[Website and app data records]
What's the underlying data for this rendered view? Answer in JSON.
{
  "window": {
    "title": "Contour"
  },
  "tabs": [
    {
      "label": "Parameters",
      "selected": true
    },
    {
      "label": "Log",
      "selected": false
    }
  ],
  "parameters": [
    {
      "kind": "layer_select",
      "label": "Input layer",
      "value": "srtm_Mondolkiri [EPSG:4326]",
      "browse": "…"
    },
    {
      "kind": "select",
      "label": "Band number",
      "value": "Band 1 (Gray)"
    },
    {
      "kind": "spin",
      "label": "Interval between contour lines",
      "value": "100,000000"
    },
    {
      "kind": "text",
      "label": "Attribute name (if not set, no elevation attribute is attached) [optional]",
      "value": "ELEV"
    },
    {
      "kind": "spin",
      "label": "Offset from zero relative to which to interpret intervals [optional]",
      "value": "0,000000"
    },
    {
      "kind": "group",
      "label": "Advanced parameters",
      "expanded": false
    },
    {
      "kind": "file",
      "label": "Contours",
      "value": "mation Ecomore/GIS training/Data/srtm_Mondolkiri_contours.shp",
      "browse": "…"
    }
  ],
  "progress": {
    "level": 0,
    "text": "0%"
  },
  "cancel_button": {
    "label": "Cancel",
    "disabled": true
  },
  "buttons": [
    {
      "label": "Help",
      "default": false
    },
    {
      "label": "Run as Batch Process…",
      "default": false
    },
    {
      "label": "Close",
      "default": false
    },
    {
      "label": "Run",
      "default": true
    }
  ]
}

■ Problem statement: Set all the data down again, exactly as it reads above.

■ Task answer:
What's the underlying data for this rendered view? Answer in JSON.
{
  "window": {
    "title": "Contour"
  },
  "tabs": [
    {
      "label": "Parameters",
      "selected": true
    },
    {
      "label": "Log",
      "selected": false
    }
  ],
  "parameters": [
    {
      "kind": "layer_select",
      "label": "Input layer",
      "value": "srtm_Mondolkiri [EPSG:4326]",
      "browse": "…"
    },
    {
      "kind": "select",
      "label": "Band number",
      "value": "Band 1 (Gray)"
    },
    {
      "kind": "spin",
      "label": "Interval between contour lines",
      "value": "100,000000"
    },
    {
      "kind": "text",
      "label": "Attribute name (if not set, no elevation attribute is attached) [optional]",
      "value": "ELEV"
    },
    {
      "kind": "spin",
      "label": "Offset from zero relative to which to interpret intervals [optional]",
      "value": "0,000000"
    },
    {
      "kind": "group",
      "label": "Advanced parameters",
      "expanded": false
    },
    {
      "kind": "file",
      "label": "Contours",
      "value": "mation Ecomore/GIS training/Data/srtm_Mondolkiri_contours.shp",
      "browse": "…"
    }
  ],
  "progress": {
    "level": 0,
    "text": "0%"
  },
  "cancel_button": {
    "label": "Cancel",
    "disabled": true
  },
  "buttons": [
    {
      "label": "Help",
      "default": false
    },
    {
      "label": "Run as Batch Process…",
      "default": false
    },
    {
      "label": "Close",
      "default": false
    },
    {
      "label": "Run",
      "default": true
    }
  ]
}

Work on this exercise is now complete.